  • Ferris

    – Posted documents on this thread show the deception of the blue underlined portion of the statement below.
    – Posted documents, quotes, and a link on the Jul 7 thread show the inaccuracy of the yellow highlight and the meaninglessness of the intended belittling “KINDERGARTEN” statements.
    – This post exposes hyperbole and disproves both orange highlights.

    The dark orange highlight displays a lack of knowledge since 57% of HRT storage remains available for minimum downstream releases at the bottom of Conservation Storage, which the drought plan avoids reaching. In other words, if the drought plan fails to stop lake levels from reaching the bottom of conservation storage, resources downstream have consumed only 43% of available storage.

    6.1 million Acre-Ft: HRT Total Storage at Full Pool
    3.5 million Acre-Ft: HRT Inactive Storage at Bottom of Conservation Storage
    57%: Inactive Storage Portion of Total Storage (3.5/6.1 => 57%)
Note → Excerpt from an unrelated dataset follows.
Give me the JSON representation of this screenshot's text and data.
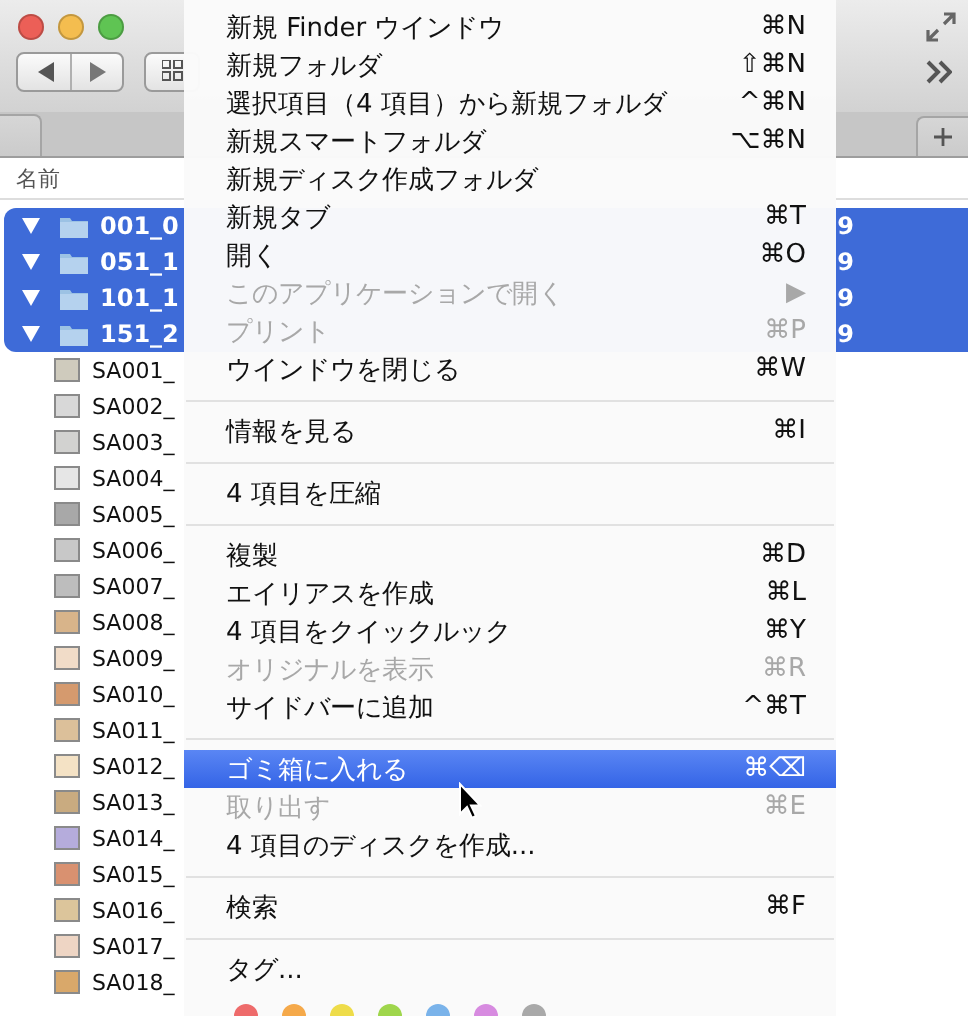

    The light orange highlight ignores the downstream benefit of Thurmond minimum drought releases that supply essential flows for 240 river miles of users from the dam to the Atlantic. These flows also provide a majority of the essential base flows that help protect the Estuary value.

    2017 Draft EA Appendix E Pages 11-13
    “The estuary once supported approximately 12,000 acres of freshwater tidal marsh. These marshes are notable for their high plant diversity, productivity, and provision of critical migratory and wintering habitat for waterfowl and wetland birds. A series of harbor deepening projects in 1937, 1958, 1975, and 1994 have increased the estuary depth from 12-15 to 42 feet, and have drawn the freshwater-saltwater interface upstream from RM7 to RM21. Sea level has also risen approximately 3 feet since Savannah was settled in 1733. Approximately 8000 acres of freshwater marsh have been converted to brackish and salt marsh with lower diversity and habitat values. A large portion of the remainder exists within the Savannah River National Wildlife Refuge.”

    Estuary resource provision includes critical nursery and overwintering location for federally endangered shortnose and Atlantic sturgeon, habitat for striped bass and American shad, critical nursery for juvenile king mackerel, Spanish mackerel, bluefish, groupers, red drum, black drum, southern kingfish, shrimp, and Atlantic menhaden, and fisheries for oysters and blue crab.

    “Freshwater input from the river to the estuary is the key determinant to how these resources are distributed, and whether appropriate conditions are available for breeding, maturation, overwintering, and predator and disease avoidance. Freshwater pulses provide sediment and nutrients for marsh growth and accretion, provide turbidity that protects juvenile fish from predation, and control oyster disease. Appropriate base flows maintain the salinity distributions that dictate the natural resource values present in the estuary.”